* [Your objective] Which lines in the listing below contain the word "sender"? Copy each one.

[[ The records open ]]

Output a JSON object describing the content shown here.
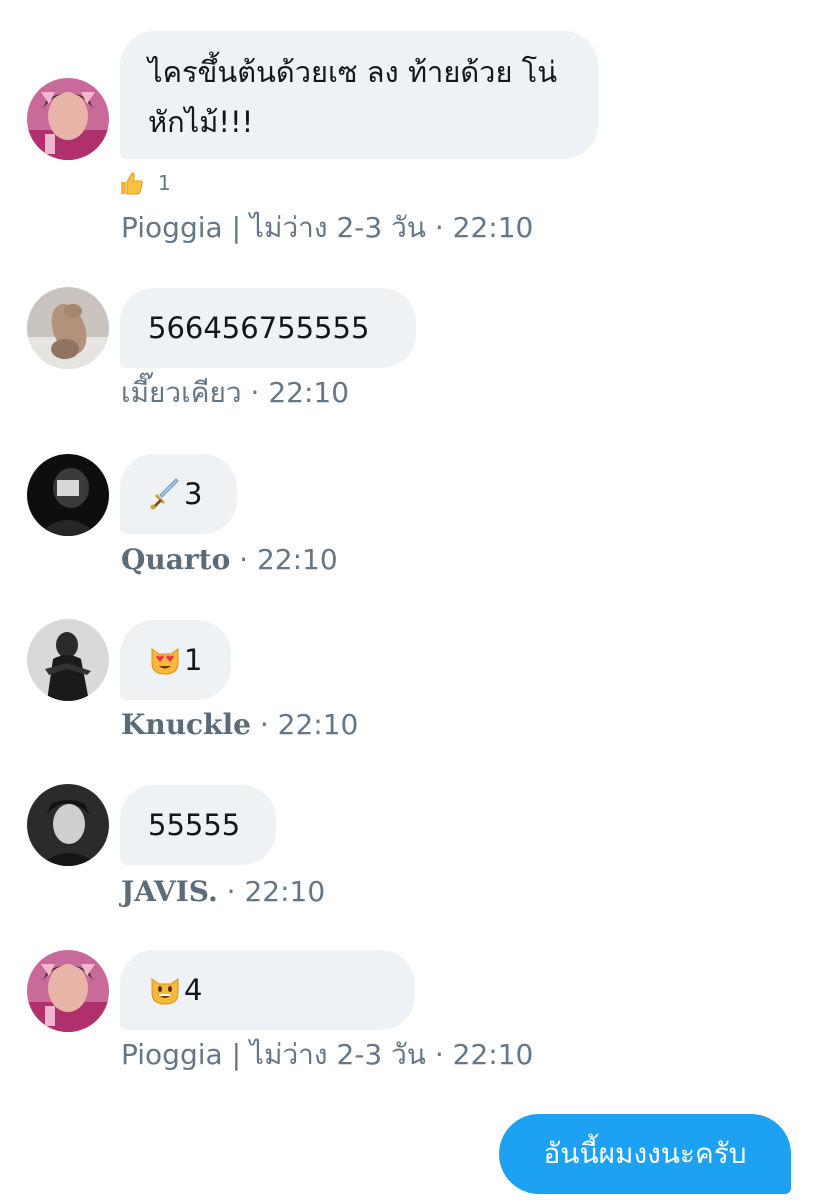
{
  "messages": [
    {
      "text": "ไครขึ้นต้นด้วยเซ ลง ท้ายด้วย โน่ หักไม้!!!",
      "reaction": {
        "icon": "thumbs-up-icon",
        "count": "1"
      },
      "sender": "Pioggia | ไม่ว่าง 2-3 วัน",
      "time": "22:10"
    },
    {
      "text": "566456755555",
      "sender": "เมี๊ยวเคียว",
      "time": "22:10"
    },
    {
      "emoji": "dagger-icon",
      "text": "3",
      "sender": "Quarto",
      "time": "22:10"
    },
    {
      "emoji": "heart-eyes-cat-icon",
      "text": "1",
      "sender": "Knuckle",
      "time": "22:10"
    },
    {
      "text": "55555",
      "sender": "JAVIS.",
      "time": "22:10"
    },
    {
      "emoji": "grinning-cat-icon",
      "text": "4",
      "sender": "Pioggia | ไม่ว่าง 2-3 วัน",
      "time": "22:10"
    }
  ],
  "own_message": {
    "text": "อันนี้ผมงงนะครับ"
  },
  "separator": "·",
  "colors": {
    "bubble_bg": "#eff2f4",
    "own_bubble_bg": "#1da1f2",
    "meta_text": "#657786"
  }
}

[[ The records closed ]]

* [Result below]
      "sender": "Pioggia | ไม่ว่าง 2-3 วัน",
      "sender": "เมี๊ยวเคียว",
      "sender": "Quarto",
      "sender": "Knuckle",
      "sender": "JAVIS.",
      "sender": "Pioggia | ไม่ว่าง 2-3 วัน",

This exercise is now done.